The cafe is overlooked by the growing 112-apartment Shearwater building and, pending Lake Macquarie council approval, will soon occupy a valley walled on the lake side by the $80 million Water’s Edge building.

“They just hang out the front,” Ms Spudic said, jokingly.

“They like meat pies and energy drinks, so I think it’s been more of a win for the servo. Wedid put on a double bacon and egg roll, which I hate. We already had a big tradie base.”

Ms Spudic and her late partnerJohan Astrupleased the cafe seven years ago expecting it would be demolished one day as the land around it was developed.

She will close in December with a party for regular customers and go travelling abroad, knowing the Lake is changing under the weight of $600 million worthof development in a year.

“In my opinion the buildings are way too big for this area. It’s not the little lakeside village I know.”

Depending who you ask, last year’s 23 per cent jump in development approvals will either addto the Lake’svillage appeal, kill it, or something in between.

As the mixed-use Water’s Edge by Warners Bay developerYPIYahavProperty Investmentsis assessed by the council, the project’s Canberra-based builder, Bloc, says it will employ about 1,200 new workers.

Mark Kentwell of PRDnationwide Newcastle and Lake Macquarie, who is marketing the 112-apartment building, has said he expectsthe project willbecome the “jewel in the crown” of Warners Bay.

Another majorbuilding before the council, GWH Build’s Highpoint Charlestown, promises views of the lake from the heart of the area’s commercial centre.
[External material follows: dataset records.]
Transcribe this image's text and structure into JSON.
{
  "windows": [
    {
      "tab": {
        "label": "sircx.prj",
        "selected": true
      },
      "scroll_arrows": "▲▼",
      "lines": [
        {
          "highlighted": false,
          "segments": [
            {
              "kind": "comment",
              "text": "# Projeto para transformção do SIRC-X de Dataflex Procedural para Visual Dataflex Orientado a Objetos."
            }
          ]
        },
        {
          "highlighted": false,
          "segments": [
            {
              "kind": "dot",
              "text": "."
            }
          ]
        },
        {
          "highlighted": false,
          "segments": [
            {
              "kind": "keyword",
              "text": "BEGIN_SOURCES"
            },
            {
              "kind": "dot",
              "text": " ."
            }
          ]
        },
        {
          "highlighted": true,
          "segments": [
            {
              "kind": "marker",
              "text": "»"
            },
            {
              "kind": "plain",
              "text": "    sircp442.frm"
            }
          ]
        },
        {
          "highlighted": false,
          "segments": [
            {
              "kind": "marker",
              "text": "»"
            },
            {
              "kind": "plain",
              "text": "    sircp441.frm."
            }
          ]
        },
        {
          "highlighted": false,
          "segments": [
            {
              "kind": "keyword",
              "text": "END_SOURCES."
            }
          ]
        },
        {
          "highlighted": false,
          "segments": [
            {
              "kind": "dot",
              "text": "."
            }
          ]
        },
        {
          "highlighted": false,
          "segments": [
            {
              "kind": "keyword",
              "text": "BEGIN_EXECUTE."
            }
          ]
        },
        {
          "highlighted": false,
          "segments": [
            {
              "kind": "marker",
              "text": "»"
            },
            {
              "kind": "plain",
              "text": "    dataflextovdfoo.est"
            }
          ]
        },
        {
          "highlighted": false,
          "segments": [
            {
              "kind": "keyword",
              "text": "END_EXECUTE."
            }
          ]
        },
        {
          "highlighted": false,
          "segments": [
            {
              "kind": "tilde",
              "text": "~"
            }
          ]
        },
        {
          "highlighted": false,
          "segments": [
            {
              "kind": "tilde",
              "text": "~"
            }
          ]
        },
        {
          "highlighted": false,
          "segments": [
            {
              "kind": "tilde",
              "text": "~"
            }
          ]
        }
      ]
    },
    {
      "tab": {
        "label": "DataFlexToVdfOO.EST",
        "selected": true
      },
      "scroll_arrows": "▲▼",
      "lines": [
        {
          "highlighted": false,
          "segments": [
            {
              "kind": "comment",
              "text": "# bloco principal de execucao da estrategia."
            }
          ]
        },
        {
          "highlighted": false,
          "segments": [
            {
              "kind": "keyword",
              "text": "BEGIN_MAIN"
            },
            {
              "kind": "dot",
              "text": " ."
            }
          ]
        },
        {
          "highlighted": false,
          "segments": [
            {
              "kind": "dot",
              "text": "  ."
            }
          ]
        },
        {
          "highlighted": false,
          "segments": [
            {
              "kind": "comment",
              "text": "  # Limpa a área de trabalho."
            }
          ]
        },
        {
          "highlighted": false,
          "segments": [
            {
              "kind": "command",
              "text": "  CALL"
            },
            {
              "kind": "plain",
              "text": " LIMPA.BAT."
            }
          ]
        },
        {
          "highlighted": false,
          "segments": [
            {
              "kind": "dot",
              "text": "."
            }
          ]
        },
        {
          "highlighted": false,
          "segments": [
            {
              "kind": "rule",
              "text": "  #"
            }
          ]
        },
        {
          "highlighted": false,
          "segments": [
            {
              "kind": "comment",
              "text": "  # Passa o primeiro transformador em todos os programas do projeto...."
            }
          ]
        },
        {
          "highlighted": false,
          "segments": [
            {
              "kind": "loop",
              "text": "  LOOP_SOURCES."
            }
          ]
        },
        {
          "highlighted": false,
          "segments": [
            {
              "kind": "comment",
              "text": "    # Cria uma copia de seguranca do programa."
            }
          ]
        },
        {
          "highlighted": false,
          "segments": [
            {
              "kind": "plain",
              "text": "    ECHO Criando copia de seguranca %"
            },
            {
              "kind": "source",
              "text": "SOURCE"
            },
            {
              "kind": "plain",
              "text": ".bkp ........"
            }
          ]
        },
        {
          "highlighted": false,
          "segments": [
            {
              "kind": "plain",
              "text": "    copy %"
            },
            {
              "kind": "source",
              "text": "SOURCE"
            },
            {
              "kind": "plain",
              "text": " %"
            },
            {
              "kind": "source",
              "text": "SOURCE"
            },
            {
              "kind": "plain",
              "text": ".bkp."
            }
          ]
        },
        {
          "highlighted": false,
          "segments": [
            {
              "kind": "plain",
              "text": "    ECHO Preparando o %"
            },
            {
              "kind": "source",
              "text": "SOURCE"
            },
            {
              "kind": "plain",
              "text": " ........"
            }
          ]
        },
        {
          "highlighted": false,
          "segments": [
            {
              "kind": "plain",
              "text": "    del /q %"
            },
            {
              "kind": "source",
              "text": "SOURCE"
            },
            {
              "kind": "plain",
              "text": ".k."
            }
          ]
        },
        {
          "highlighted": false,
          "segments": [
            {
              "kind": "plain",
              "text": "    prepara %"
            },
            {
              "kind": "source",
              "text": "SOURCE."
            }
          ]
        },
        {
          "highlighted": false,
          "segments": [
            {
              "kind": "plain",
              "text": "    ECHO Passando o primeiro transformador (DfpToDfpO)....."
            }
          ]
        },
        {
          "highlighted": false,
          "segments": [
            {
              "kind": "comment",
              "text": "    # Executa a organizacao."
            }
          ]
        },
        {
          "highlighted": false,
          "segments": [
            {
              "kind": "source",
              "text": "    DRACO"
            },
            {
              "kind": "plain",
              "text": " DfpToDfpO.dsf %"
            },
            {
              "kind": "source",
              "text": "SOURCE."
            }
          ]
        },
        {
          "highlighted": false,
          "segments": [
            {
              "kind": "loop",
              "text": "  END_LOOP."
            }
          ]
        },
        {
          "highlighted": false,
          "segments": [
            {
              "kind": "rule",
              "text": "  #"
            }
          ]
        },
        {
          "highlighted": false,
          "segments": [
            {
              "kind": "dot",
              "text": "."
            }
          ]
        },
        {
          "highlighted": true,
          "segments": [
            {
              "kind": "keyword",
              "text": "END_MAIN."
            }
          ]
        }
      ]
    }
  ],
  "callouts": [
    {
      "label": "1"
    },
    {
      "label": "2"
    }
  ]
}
“With only one recent apartment building being developed in Charlestown we see an opportunity to develop and build a boutique high-rise development,” aGWH Build spokesman told theNewcastle Herald.

Chris Chapman of Colliers Newcastle, which will market Highpoint, said he expected Charlestown to continue to grow and for apartments inWarners Bay to soon start selling for $1 million.

While median sales have spiked in the western Lake suburbs of Booragul, Carey Bay and Bolton Point, Mr Chapman said the markets in Toronto and Swansea are“not quite as advanced as Warners Bay”.

“But Swansea could be a dark horse,” he said.

“Around the Lake generally, we’re not seeing anything in our modelling that indicates any storm clouds on the horizon.”